Declining Union Membership
“Over the last three decades, U.S. labor union membership has fallen by nearly half, even though more Americans are actually in favor of unionization.
“Some 11% of all wage and salary workers in 2014 were in a union — down from 22% in 1983 after peaking at nearly 35% in 1954, according to Bureau of Labor Statistics data analyzed in a report from the Pew Research Center, a Washington, D.C.-based nonpartisan think tank. The decline of organized labor has affected nearly all occupational groups, but not uniformly, according to BLS data. The biggest declines, in fact, have come in occupations that were — and still are — among the most unionized in the country, especially those dominated by the private sector such as construction, transportation and maintenance and repair. “More jobs require a college education,” says Harry Holzer, economist at the McCourt School of Public Policy at Georgetown University, “and those jobs are traditionally less likely to be unionized.”
“And yet most Americans are not sure this is a good thing, a separate Pew survey of 1,500 adults found. Some 52% say the decline in union representation has been mostly bad for workers, compared with 40% who say it has been mostly good.
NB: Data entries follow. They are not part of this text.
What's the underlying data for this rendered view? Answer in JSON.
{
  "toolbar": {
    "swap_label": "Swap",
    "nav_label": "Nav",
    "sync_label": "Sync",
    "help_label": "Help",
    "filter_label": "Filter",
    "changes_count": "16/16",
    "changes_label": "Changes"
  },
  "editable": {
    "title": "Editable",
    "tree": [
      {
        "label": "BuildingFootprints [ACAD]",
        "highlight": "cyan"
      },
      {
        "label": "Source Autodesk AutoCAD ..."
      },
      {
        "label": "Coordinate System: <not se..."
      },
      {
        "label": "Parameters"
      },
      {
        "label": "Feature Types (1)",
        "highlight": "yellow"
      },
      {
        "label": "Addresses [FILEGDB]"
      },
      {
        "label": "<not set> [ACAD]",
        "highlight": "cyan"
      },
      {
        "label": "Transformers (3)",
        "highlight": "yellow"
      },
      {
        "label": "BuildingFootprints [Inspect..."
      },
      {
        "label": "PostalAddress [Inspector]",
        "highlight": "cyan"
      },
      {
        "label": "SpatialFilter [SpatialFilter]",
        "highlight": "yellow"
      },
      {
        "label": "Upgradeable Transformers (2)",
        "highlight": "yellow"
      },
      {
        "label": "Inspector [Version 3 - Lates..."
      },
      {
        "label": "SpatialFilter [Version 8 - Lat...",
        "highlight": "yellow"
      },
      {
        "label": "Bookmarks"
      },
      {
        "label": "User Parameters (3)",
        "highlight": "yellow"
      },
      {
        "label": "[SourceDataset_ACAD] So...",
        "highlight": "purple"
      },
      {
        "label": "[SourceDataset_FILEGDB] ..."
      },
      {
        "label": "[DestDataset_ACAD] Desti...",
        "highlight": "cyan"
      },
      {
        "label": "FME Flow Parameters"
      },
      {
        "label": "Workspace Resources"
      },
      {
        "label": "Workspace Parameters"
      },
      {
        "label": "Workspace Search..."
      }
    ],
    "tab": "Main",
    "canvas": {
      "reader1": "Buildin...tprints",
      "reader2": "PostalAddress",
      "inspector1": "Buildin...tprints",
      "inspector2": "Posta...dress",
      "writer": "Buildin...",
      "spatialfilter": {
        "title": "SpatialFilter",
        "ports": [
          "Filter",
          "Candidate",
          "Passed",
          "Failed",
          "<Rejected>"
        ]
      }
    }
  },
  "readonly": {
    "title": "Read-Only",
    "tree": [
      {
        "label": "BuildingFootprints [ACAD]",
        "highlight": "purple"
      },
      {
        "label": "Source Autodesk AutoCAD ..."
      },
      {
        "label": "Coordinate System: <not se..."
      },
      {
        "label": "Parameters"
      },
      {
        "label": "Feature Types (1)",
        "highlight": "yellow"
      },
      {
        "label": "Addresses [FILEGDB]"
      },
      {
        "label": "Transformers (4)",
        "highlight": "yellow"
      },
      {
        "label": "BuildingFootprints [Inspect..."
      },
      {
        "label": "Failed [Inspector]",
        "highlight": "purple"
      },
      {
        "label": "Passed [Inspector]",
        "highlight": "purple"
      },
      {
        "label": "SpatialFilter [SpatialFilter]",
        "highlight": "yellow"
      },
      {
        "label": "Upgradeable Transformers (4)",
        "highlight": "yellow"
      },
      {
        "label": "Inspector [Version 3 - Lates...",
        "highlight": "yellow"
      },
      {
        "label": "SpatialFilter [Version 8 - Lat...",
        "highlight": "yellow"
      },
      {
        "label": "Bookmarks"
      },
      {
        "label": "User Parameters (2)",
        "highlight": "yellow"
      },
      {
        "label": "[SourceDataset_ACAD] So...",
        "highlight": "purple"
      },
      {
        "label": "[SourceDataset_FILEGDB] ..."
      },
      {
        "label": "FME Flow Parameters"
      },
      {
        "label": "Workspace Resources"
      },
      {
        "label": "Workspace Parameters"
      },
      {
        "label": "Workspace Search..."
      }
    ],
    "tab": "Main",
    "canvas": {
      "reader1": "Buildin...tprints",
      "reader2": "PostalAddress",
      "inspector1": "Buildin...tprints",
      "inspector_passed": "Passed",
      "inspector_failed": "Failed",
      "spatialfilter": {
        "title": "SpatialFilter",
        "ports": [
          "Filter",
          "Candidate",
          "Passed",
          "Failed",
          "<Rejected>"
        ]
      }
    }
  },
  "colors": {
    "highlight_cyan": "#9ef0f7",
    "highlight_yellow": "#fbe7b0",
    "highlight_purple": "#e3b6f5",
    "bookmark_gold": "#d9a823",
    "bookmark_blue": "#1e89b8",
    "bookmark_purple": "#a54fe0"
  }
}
What’s more, the balance of opinion on this question is about the same as it was in a 1994 NBC/Wall Street Journal survey that asked about the previous 20 years. Among Democrats, support for the ability to form a union ranges from 77% for fast-food workers to 92% for manufacturing and factory workers; among Republicans, 71% say factory and manufacturing workers should be able to unionize, but only 46% say fast-food workers should be able to unionize.”
Text from Quentin Fottrell’s “Labor Union Membership in the U.S. Is Down to Just 11%.” MarketWatch 27 Apr. 2015: http://www.marketwatch.com/story/labor-union-membership-in-the-us-continues-to-nosedive-2015-04-27